RECORD EXTRACTS:
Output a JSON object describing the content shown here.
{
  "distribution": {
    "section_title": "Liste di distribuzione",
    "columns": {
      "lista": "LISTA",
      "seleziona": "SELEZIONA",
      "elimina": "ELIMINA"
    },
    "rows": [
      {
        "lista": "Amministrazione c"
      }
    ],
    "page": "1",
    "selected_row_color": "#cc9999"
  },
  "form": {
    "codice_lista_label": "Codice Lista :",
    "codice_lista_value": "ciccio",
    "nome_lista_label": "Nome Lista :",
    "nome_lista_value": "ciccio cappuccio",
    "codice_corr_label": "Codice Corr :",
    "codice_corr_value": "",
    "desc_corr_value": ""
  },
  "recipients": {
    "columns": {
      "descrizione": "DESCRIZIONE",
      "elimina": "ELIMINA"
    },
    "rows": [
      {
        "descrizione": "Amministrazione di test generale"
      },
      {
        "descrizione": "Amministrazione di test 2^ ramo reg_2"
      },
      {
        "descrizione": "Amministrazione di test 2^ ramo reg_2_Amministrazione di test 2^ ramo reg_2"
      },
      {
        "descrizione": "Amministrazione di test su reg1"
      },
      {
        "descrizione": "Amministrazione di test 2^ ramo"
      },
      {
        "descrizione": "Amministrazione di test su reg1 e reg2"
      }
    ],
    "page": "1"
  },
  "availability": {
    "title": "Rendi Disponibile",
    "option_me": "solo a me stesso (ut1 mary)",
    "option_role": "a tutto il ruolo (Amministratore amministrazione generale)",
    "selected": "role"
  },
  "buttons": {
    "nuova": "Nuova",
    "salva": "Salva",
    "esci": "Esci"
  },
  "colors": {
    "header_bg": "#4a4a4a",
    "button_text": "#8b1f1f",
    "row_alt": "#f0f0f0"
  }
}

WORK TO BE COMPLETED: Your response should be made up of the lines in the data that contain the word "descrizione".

TASK SOLUTION:
      "descrizione": "DESCRIZIONE",
        "descrizione": "Amministrazione di test generale"
        "descrizione": "Amministrazione di test 2^ ramo reg_2"
        "descrizione": "Amministrazione di test 2^ ramo reg_2_Amministrazione di test 2^ ramo reg_2"
        "descrizione": "Amministrazione di test su reg1"
        "descrizione": "Amministrazione di test 2^ ramo"
        "descrizione": "Amministrazione di test su reg1 e reg2"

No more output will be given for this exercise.